Too good stories, and all the manager had to do was stay out of the way. There's an old farmer's saying -- "Don't interfere with somethin' that ain't botherin' you none." -- and somehow Russell just couldn't resist interferin'. That game wasn't botherin' him none!
You know what? If Russell were a rookie manager, I could happily consider this a lesson learned by the fresh-faced kid. But Russell's nearly 50 years old and he's managed a major league club for nearly two full seasons. Two full seasons, by the way, in which his teams have lost more than 60 percent of their games.
Yanking a pitcher with two outs in the ninth inning of a meaningless game is hardly a fireable offense. But someday Russell will be fired, and I suspect he won't put this one at the top of his updated résumé.
- Mike Pelfrey was ready for me in the Mets spring training clubhouse, as if he knew I was coming.
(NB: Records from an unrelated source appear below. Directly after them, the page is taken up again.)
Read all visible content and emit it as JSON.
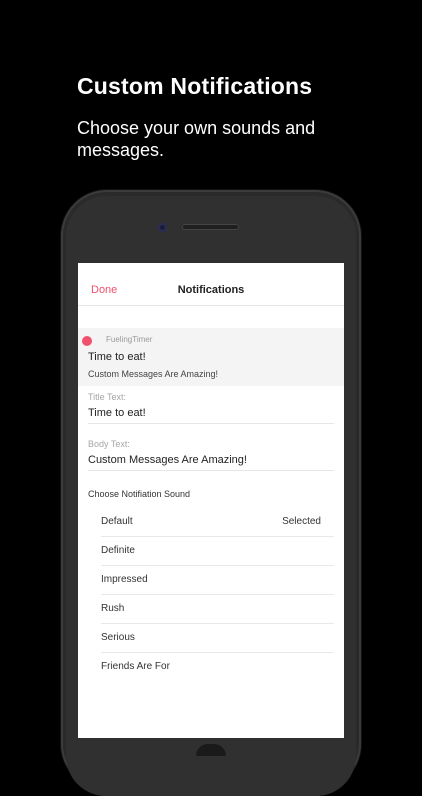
{
  "promo": {
    "headline": "Custom Notifications",
    "subline": "Choose your own sounds and messages."
  },
  "nav": {
    "done_label": "Done",
    "title": "Notifications"
  },
  "preview": {
    "app_name": "FuelingTimer",
    "title": "Time to eat!",
    "body": "Custom Messages Are Amazing!",
    "icon_color": "#f0506e"
  },
  "fields": {
    "title_label": "Title Text:",
    "title_value": "Time to eat!",
    "body_label": "Body Text:",
    "body_value": "Custom Messages Are Amazing!"
  },
  "sounds": {
    "heading": "Choose Notifiation Sound",
    "items": [
      {
        "name": "Default",
        "status": "Selected"
      },
      {
        "name": "Definite",
        "status": ""
      },
      {
        "name": "Impressed",
        "status": ""
      },
      {
        "name": "Rush",
        "status": ""
      },
      {
        "name": "Serious",
        "status": ""
      },
      {
        "name": "Friends Are For",
        "status": ""
      }
    ]
  },
  "colors": {
    "accent": "#f0506e",
    "background": "#000000"
  }
}
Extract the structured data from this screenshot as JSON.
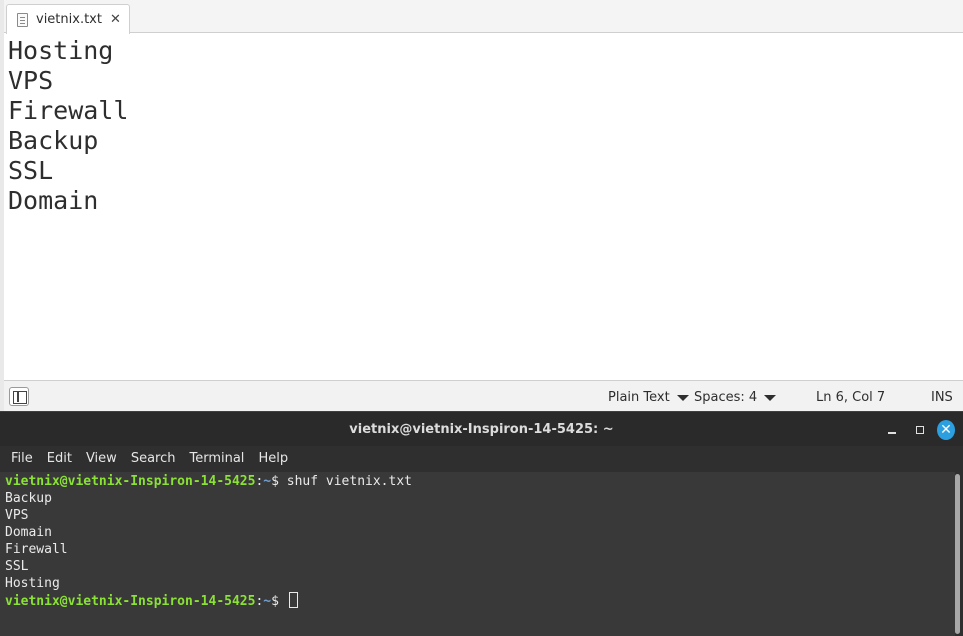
{
  "editor": {
    "tab_label": "vietnix.txt",
    "tab_close": "✕",
    "lines": [
      "Hosting",
      "VPS",
      "Firewall",
      "Backup",
      "SSL",
      "Domain"
    ],
    "status": {
      "language": "Plain Text",
      "spaces": "Spaces: 4",
      "position": "Ln 6, Col 7",
      "mode": "INS"
    }
  },
  "terminal": {
    "title": "vietnix@vietnix-Inspiron-14-5425: ~",
    "window_buttons": {
      "close": "✕"
    },
    "menu": [
      "File",
      "Edit",
      "View",
      "Search",
      "Terminal",
      "Help"
    ],
    "prompt_user": "vietnix@vietnix-Inspiron-14-5425",
    "prompt_sep": ":",
    "prompt_path": "~",
    "prompt_symbol": "$ ",
    "command": "shuf vietnix.txt",
    "output": [
      "Backup",
      "VPS",
      "Domain",
      "Firewall",
      "SSL",
      "Hosting"
    ]
  },
  "colors": {
    "prompt_user": "#8ae234",
    "prompt_path": "#729fcf",
    "close_button": "#2b9fe0"
  }
}
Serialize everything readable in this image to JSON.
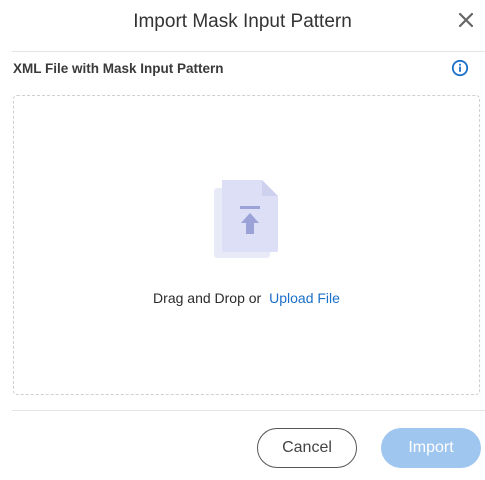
{
  "dialog": {
    "title": "Import Mask Input Pattern",
    "close_icon": "close-icon",
    "section_label": "XML File with Mask Input Pattern",
    "info_icon": "info-icon"
  },
  "dropzone": {
    "illustration_icon": "file-upload-icon",
    "drag_text": "Drag and Drop or",
    "upload_link": "Upload File"
  },
  "footer": {
    "cancel_label": "Cancel",
    "import_label": "Import"
  },
  "colors": {
    "accent": "#1a6fc9",
    "import_button_disabled": "#9fc6ee",
    "illustration": "#dcdff5"
  }
}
"Look at me," the Mets right-hander said one day last month. "I'm a pretty big guy." Yes, sir. Pelfrey is 6-foot-7. Thankfully, he is a rather pleasant, mild-mannered guy.
I didn't feel threatened, but my theory about young pitchers getting overworked was precisely in Pelfrey's crosshairs. Pelfrey was familiar with my rule of thumb that pitchers 25 and under are at risk of injury or significant regression in the year after their clubs boost their workload by 30 or more innings.
So I agreed with some of what Pelfrey presented. He turned 25 in January and is a big guy, so maybe he withstands his 48-inning jump better than someone younger and smaller. That said, I'm still not taking him off my list of the most at-risk young pitchers of 2009 based on the Year After Effect. There is a reason why the Mets had an innings threshold in mind for Pelfrey, a reason why the Yankees have treated Joba Chamberlain with kid gloves and a reason, going further back, why Oakland was very careful to manage the innings growth of its young starters almost a decade ago when I first learned about this growing trend: Too much too soon is risky stuff.
This year I red-flagged 10 pitchers -- and the list includes some of the greatest young arms in the game. Here are those pitchers and the innings jumps that put them on the list ...
- How much should those guys be worried? Over the previous three years I red-flagged a total of 24 young pitchers at the start of those seasons. Of those 24 at-risk pitchers, 16 were hurt in that same season. Only one of the 24 pitchers managed to stay healthy and lower his ERA: Ubaldo Jimenez of Colorado, a guy I said would be less at risk because of his powerful body type.
In the early years of my tracking the Year After Effect, the Royals notoriously pushed young pitchers to awful results (Jose Rosado, Chris George, Runelvys Hernandez, Mac Suzuki, etc.). The Pirates have supplanted the Royals as the worst offenders (Zach Duke, Paul Maholm, Tom Gorzelanny). It's one thing for the Mets to push Pelfrey with a playoff spot at stake, but it's hard to explain why a rebuilding franchise would put young starters at risk in meaningless games in September.
Last year I red-flagged seven pitchers: Jimenez, Gorzelanny, Ian Kennedy (Yankees), Dustin McGowan (Blue Jays), Chad Gaudin (Cubs), Yovani Gallardo (Brewers) and Fausto Carmona (Indians). Except for Jimenez all of them broke down with injuries -- some of them serious, not all arm-related -- and combined to go 29-32. None won 10 games. Previous blowouts that were red-flagged included Francisco Liriano, Gustavo Chacin, Anibal Sanchez, Adam Loewen and Scott Mathieson.
Verducci's method strikes me as terribly arbitrary. That doesn't mean it doesn't work. But without a control group -- without some basis for comparison -- we can't really know if pasting the photos of a bunch of young pitchers on the wall and throwing darts wouldn't work just about as well. And one thing I'm sure about: the Red Sox and Rays and Cardinals and Indians and Padres and another half-dozen (at least) teams aren't throwing darts.